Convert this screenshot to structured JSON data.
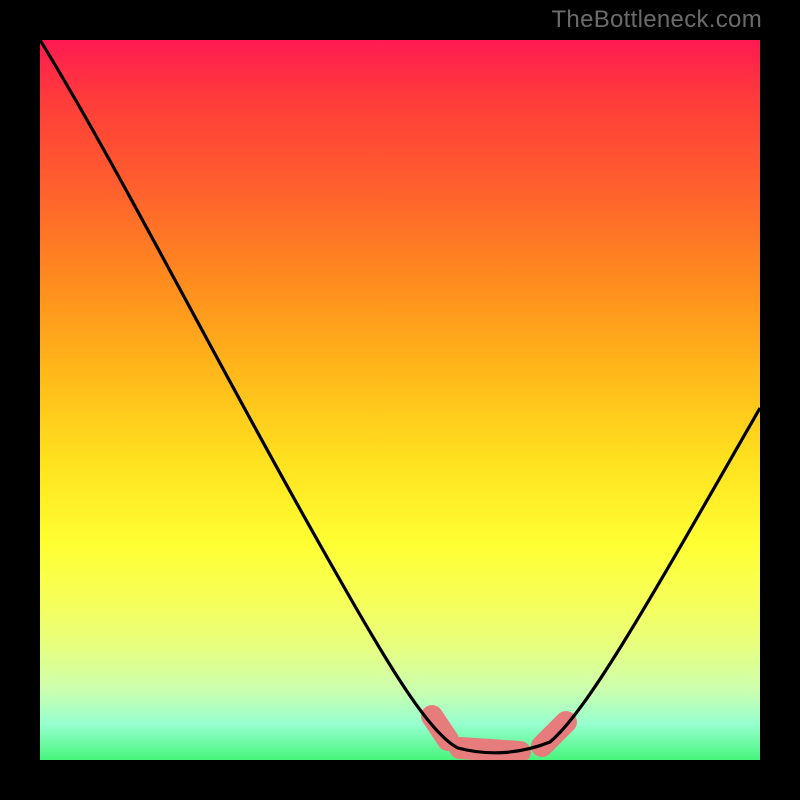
{
  "watermark": "TheBottleneck.com",
  "chart_data": {
    "type": "line",
    "title": "",
    "xlabel": "",
    "ylabel": "",
    "xlim": [
      0,
      100
    ],
    "ylim": [
      0,
      100
    ],
    "series": [
      {
        "name": "bottleneck-curve",
        "x": [
          0,
          10,
          20,
          30,
          40,
          50,
          55,
          58,
          62,
          68,
          72,
          80,
          90,
          100
        ],
        "values": [
          100,
          84,
          68,
          52,
          36,
          20,
          10,
          3,
          1,
          1,
          3,
          14,
          30,
          48
        ]
      }
    ],
    "annotations": [
      {
        "name": "sweet-spot-band",
        "x_range": [
          54,
          74
        ],
        "style": "pink-band"
      }
    ]
  }
}
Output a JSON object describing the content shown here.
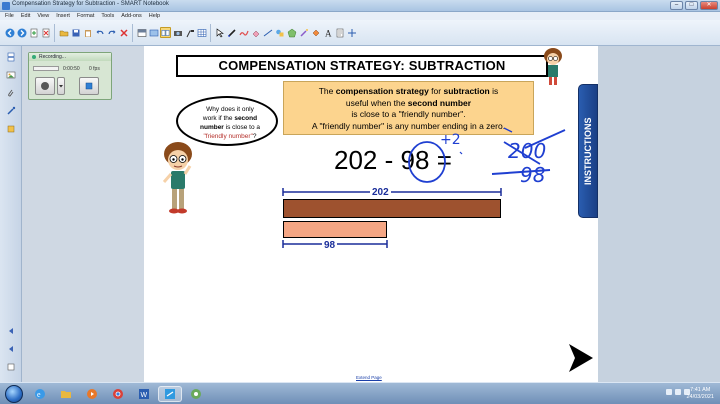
{
  "window": {
    "title": "Compensation Strategy for Subtraction - SMART Notebook",
    "buttons": {
      "minimize": "–",
      "maximize": "□",
      "close": "✕"
    }
  },
  "menu": [
    "File",
    "Edit",
    "View",
    "Insert",
    "Format",
    "Tools",
    "Add-ons",
    "Help"
  ],
  "toolbar": {
    "icons": [
      "previous-page-icon",
      "next-page-icon",
      "add-page-icon",
      "delete-page-icon",
      "open-icon",
      "save-icon",
      "paste-icon",
      "undo-icon",
      "redo-icon",
      "delete-icon",
      "screen-shade-icon",
      "full-screen-icon",
      "dual-page-icon",
      "capture-icon",
      "document-camera-icon",
      "table-icon",
      "select-icon",
      "pen-icon",
      "creative-pen-icon",
      "eraser-icon",
      "line-icon",
      "shapes-icon",
      "regular-polygon-icon",
      "magic-pen-icon",
      "fill-icon",
      "text-icon",
      "properties-icon",
      "move-toolbar-icon"
    ],
    "selected": "pen-icon"
  },
  "recorder": {
    "title": "Recording...",
    "time": "0:00:50",
    "status": "0 fps",
    "record_icon": "record-icon",
    "dropdown_icon": "chevron-down-icon",
    "stop_icon": "stop-icon"
  },
  "slide": {
    "heading": "COMPENSATION STRATEGY: SUBTRACTION",
    "info_lines": [
      [
        "The ",
        "compensation strategy",
        " for ",
        "subtraction",
        " is"
      ],
      [
        "useful when the ",
        "second number"
      ],
      [
        "is close to a \"friendly number\"."
      ],
      [
        "A \"friendly number\" is any number ending in a zero."
      ]
    ],
    "speech": {
      "line1": "Why does it only",
      "line2": "work if the",
      "bold": "second",
      "line3": "number",
      "line4": "is close to a",
      "red": "\"friendly number\"",
      "end": "?"
    },
    "equation": {
      "a": "202",
      "op": "-",
      "b": "98",
      "eq": "="
    },
    "annotation_plus": "+2",
    "scribble_top": "200",
    "scribble_bottom": "98",
    "bar_label_top": "202",
    "bar_label_bottom": "98",
    "instructions_tab": "INSTRUCTIONS",
    "extend_page": "Extend Page"
  },
  "colors": {
    "bar_202": "#9e522f",
    "bar_98": "#f4a684",
    "info_box": "#fcd48e",
    "label_blue": "#1a2d9a",
    "ink_blue": "#1f3fd1",
    "instructions_tab": "#2a5db0"
  },
  "taskbar": {
    "clock_time": "7:41 AM",
    "clock_date": "24/03/2021"
  }
}
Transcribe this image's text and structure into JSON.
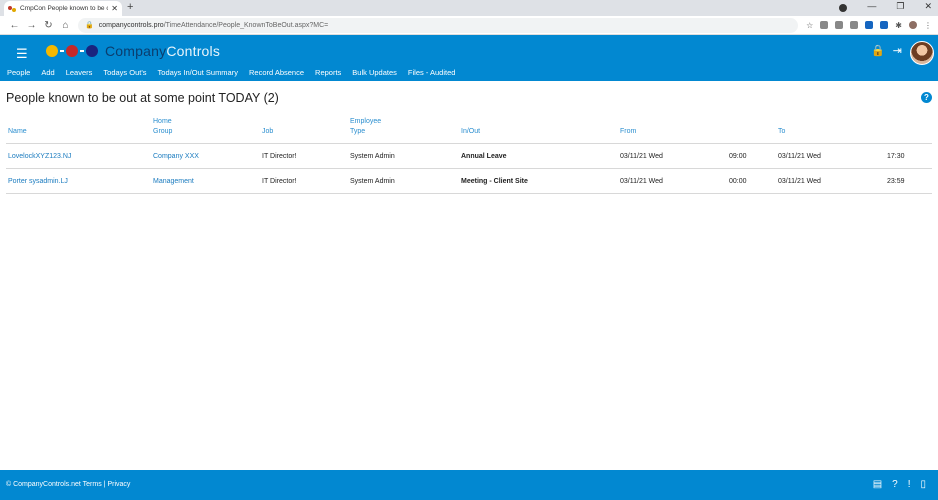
{
  "browser": {
    "tab_title": "CmpCon People known to be out",
    "new_tab": "+",
    "url_host": "companycontrols.pro",
    "url_path": "/TimeAttendance/People_KnownToBeOut.aspx?MC="
  },
  "app": {
    "brand_1": "Company",
    "brand_2": "Controls",
    "menu": [
      "People",
      "Add",
      "Leavers",
      "Todays Out's",
      "Todays In/Out Summary",
      "Record Absence",
      "Reports",
      "Bulk Updates",
      "Files - Audited"
    ]
  },
  "page": {
    "title": "People known to be out at some point TODAY (2)",
    "help": "?"
  },
  "table": {
    "headers": {
      "name": "Name",
      "home_group_1": "Home",
      "home_group_2": "Group",
      "job": "Job",
      "emp_type_1": "Employee",
      "emp_type_2": "Type",
      "in_out": "In/Out",
      "from": "From",
      "to": "To"
    },
    "rows": [
      {
        "name": "LovelockXYZ123.NJ",
        "group": "Company XXX",
        "job": "IT Director!",
        "type": "System Admin",
        "in_out": "Annual Leave",
        "from_date": "03/11/21 Wed",
        "from_time": "09:00",
        "to_date": "03/11/21 Wed",
        "to_time": "17:30"
      },
      {
        "name": "Porter sysadmin.LJ",
        "group": "Management",
        "job": "IT Director!",
        "type": "System Admin",
        "in_out": "Meeting - Client Site",
        "from_date": "03/11/21 Wed",
        "from_time": "00:00",
        "to_date": "03/11/21 Wed",
        "to_time": "23:59"
      }
    ]
  },
  "footer": {
    "copyright": "© CompanyControls.net",
    "terms": "Terms",
    "sep": "|",
    "privacy": "Privacy"
  },
  "colors": {
    "brand_blue": "#0288d1",
    "link": "#1a7bbf"
  }
}
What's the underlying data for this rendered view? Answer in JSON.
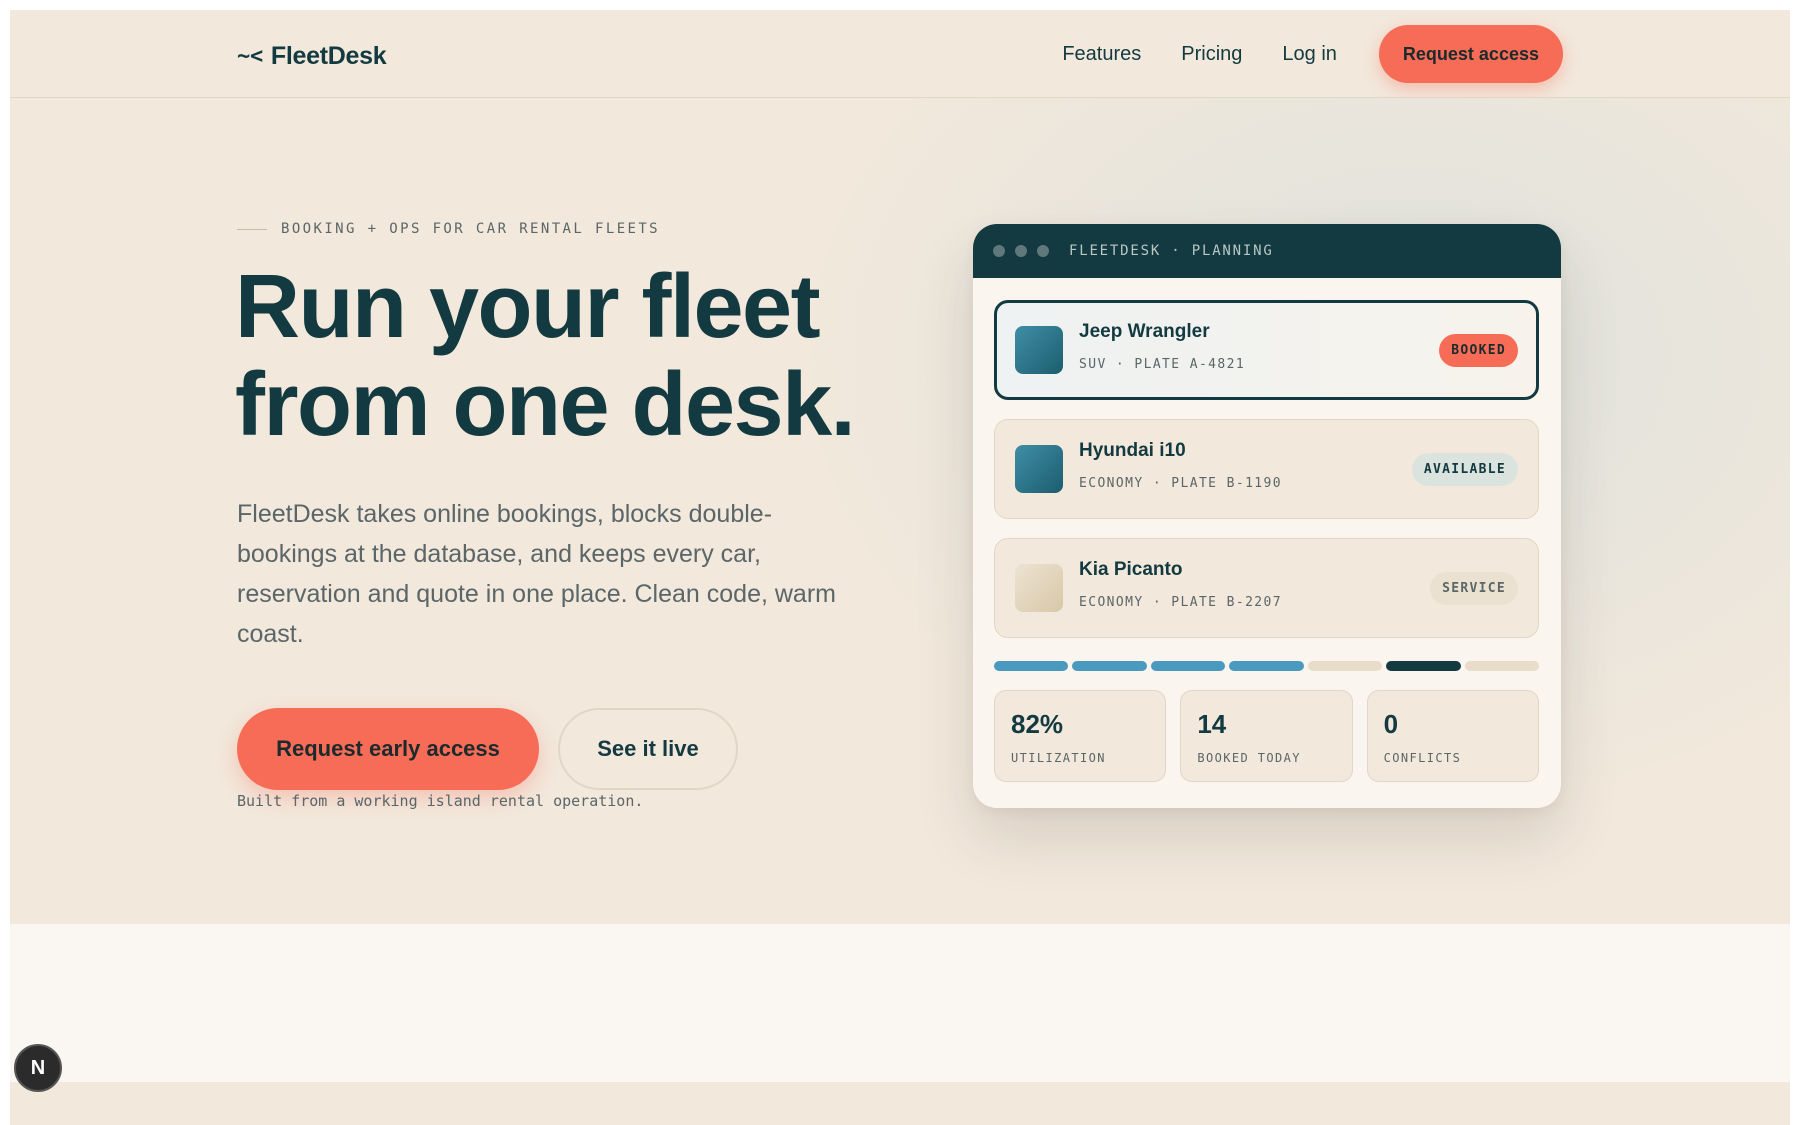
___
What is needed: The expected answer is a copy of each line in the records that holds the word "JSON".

Finished task:
Convert this screenshot to structured JSON data.
Output a JSON object describing the content shown here.
Transcribe this image's text and structure into JSON.
What's the underlying data for this rendered view? Answer in JSON.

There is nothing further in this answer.